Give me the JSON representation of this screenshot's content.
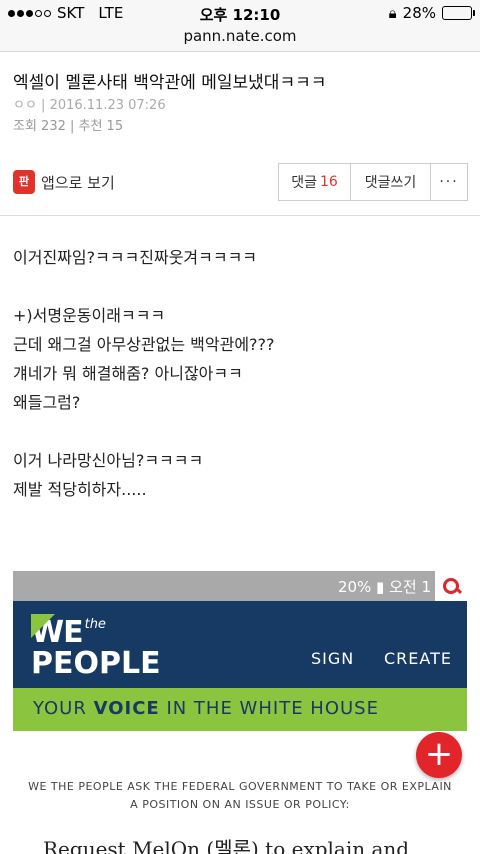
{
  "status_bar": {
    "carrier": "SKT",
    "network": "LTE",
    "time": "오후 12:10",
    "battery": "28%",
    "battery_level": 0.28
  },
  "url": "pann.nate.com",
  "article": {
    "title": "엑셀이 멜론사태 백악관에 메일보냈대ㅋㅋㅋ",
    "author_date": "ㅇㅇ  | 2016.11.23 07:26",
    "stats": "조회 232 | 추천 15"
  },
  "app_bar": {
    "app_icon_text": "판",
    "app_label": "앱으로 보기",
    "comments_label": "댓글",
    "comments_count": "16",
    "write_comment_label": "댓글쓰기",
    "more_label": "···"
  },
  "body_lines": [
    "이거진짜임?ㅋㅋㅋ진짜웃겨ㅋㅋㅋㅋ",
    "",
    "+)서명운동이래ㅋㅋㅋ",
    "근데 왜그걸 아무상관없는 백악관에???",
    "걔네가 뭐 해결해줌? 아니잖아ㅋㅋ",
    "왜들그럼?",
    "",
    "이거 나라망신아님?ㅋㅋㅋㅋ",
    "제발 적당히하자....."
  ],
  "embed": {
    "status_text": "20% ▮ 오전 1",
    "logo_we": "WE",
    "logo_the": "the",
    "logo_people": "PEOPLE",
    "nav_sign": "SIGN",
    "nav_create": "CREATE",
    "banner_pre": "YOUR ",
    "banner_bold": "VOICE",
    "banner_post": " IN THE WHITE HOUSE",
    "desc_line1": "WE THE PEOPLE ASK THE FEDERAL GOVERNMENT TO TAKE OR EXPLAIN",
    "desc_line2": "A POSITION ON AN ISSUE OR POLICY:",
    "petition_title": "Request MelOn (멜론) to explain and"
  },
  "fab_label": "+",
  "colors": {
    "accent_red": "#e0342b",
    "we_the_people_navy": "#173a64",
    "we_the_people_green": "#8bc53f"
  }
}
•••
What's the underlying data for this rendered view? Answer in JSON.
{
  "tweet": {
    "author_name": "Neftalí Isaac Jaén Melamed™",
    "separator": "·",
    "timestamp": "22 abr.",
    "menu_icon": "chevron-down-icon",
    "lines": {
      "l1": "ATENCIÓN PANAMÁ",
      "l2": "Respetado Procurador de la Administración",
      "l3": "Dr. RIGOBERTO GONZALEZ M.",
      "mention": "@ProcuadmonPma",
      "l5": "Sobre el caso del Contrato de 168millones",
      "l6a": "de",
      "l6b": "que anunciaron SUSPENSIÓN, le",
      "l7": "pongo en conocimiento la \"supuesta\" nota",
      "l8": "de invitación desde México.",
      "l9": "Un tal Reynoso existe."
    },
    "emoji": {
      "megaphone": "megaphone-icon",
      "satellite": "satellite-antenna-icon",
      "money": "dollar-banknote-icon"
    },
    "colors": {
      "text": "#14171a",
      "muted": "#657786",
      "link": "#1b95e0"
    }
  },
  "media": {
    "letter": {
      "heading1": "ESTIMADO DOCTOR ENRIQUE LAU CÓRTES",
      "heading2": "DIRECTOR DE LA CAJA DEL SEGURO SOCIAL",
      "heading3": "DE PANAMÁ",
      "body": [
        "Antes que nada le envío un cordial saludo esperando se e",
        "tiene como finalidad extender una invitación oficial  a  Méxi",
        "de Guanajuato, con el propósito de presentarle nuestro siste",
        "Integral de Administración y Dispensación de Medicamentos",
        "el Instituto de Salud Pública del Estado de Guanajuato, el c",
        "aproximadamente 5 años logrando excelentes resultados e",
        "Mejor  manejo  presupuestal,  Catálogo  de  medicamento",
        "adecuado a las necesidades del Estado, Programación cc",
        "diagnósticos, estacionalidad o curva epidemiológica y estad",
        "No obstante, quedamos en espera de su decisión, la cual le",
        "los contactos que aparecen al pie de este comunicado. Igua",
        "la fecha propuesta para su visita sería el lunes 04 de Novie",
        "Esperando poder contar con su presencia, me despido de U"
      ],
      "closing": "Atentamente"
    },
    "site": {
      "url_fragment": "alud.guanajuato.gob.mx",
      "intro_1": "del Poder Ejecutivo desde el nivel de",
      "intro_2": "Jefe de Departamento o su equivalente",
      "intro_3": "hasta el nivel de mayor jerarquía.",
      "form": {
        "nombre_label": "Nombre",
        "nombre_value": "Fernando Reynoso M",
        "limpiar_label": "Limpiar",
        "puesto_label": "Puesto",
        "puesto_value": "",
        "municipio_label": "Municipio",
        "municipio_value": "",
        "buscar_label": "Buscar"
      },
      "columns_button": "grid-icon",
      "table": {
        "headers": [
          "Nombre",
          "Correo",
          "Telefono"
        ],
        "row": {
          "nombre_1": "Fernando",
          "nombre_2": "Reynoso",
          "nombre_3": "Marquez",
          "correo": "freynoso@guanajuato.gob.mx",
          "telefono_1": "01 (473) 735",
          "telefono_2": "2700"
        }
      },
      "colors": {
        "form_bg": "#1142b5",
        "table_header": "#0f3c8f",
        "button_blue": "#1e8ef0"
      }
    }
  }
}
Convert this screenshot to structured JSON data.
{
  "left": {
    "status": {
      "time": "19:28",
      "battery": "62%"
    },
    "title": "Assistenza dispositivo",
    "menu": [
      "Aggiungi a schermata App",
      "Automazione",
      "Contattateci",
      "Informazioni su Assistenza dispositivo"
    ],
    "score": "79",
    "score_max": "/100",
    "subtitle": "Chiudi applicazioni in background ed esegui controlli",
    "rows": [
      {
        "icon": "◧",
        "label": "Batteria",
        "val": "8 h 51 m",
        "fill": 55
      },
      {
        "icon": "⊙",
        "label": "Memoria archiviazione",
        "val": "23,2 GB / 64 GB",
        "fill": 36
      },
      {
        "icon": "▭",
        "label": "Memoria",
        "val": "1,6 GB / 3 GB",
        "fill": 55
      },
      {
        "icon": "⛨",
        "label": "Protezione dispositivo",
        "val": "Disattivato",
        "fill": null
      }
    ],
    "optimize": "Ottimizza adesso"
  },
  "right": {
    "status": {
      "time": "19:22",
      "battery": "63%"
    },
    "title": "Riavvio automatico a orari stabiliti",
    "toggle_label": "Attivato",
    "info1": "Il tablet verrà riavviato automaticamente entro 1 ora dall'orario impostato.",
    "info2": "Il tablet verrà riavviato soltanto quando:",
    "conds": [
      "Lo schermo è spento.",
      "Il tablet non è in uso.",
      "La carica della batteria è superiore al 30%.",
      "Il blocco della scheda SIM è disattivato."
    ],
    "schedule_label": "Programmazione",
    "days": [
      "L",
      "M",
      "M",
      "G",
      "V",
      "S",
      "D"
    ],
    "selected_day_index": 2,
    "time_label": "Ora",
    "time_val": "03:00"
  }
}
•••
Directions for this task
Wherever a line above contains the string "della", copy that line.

Written response
      "La carica della batteria è superiore al 30%.",
      "Il blocco della scheda SIM è disattivato."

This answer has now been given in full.